— Records for this task —
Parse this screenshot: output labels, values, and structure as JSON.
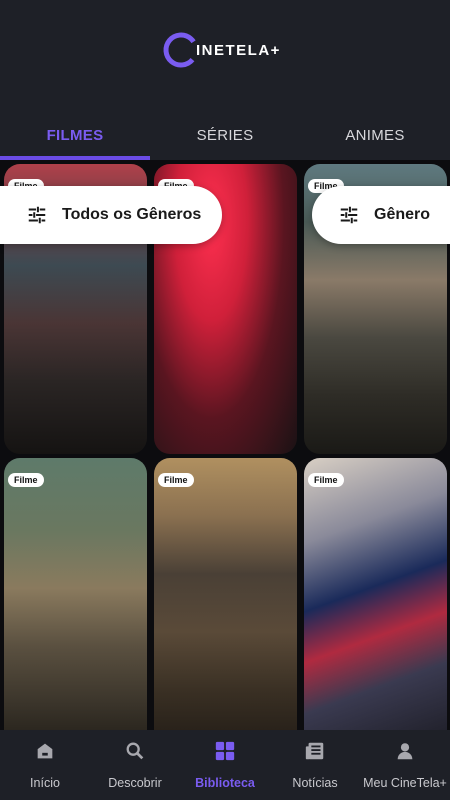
{
  "app": {
    "logo_text": "INETELA+",
    "logo_letter": "C"
  },
  "tabs": [
    {
      "label": "FILMES",
      "active": true
    },
    {
      "label": "SÉRIES",
      "active": false
    },
    {
      "label": "ANIMES",
      "active": false
    }
  ],
  "cards": [
    {
      "badge": "Filme"
    },
    {
      "badge": "Filme"
    },
    {
      "badge": "Filme"
    },
    {
      "badge": "Filme"
    },
    {
      "badge": "Filme"
    },
    {
      "badge": "Filme"
    }
  ],
  "filters": {
    "all_genres": "Todos os Gêneros",
    "genre": "Gênero",
    "icon": "sliders-icon"
  },
  "nav": [
    {
      "label": "Início",
      "icon": "home-icon",
      "active": false
    },
    {
      "label": "Descobrir",
      "icon": "search-icon",
      "active": false
    },
    {
      "label": "Biblioteca",
      "icon": "grid-icon",
      "active": true
    },
    {
      "label": "Notícias",
      "icon": "news-icon",
      "active": false
    },
    {
      "label": "Meu CineTela+",
      "icon": "profile-icon",
      "active": false
    }
  ],
  "colors": {
    "accent": "#6b4ce6",
    "bar": "#1e2027",
    "background": "#0c0c0f"
  }
}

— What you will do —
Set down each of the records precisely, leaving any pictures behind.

— Reply to the exercise —
Parse this screenshot: output labels, values, and structure as JSON.
{
  "app": {
    "logo_text": "INETELA+",
    "logo_letter": "C"
  },
  "tabs": [
    {
      "label": "FILMES",
      "active": true
    },
    {
      "label": "SÉRIES",
      "active": false
    },
    {
      "label": "ANIMES",
      "active": false
    }
  ],
  "cards": [
    {
      "badge": "Filme"
    },
    {
      "badge": "Filme"
    },
    {
      "badge": "Filme"
    },
    {
      "badge": "Filme"
    },
    {
      "badge": "Filme"
    },
    {
      "badge": "Filme"
    }
  ],
  "filters": {
    "all_genres": "Todos os Gêneros",
    "genre": "Gênero",
    "icon": "sliders-icon"
  },
  "nav": [
    {
      "label": "Início",
      "icon": "home-icon",
      "active": false
    },
    {
      "label": "Descobrir",
      "icon": "search-icon",
      "active": false
    },
    {
      "label": "Biblioteca",
      "icon": "grid-icon",
      "active": true
    },
    {
      "label": "Notícias",
      "icon": "news-icon",
      "active": false
    },
    {
      "label": "Meu CineTela+",
      "icon": "profile-icon",
      "active": false
    }
  ],
  "colors": {
    "accent": "#6b4ce6",
    "bar": "#1e2027",
    "background": "#0c0c0f"
  }
}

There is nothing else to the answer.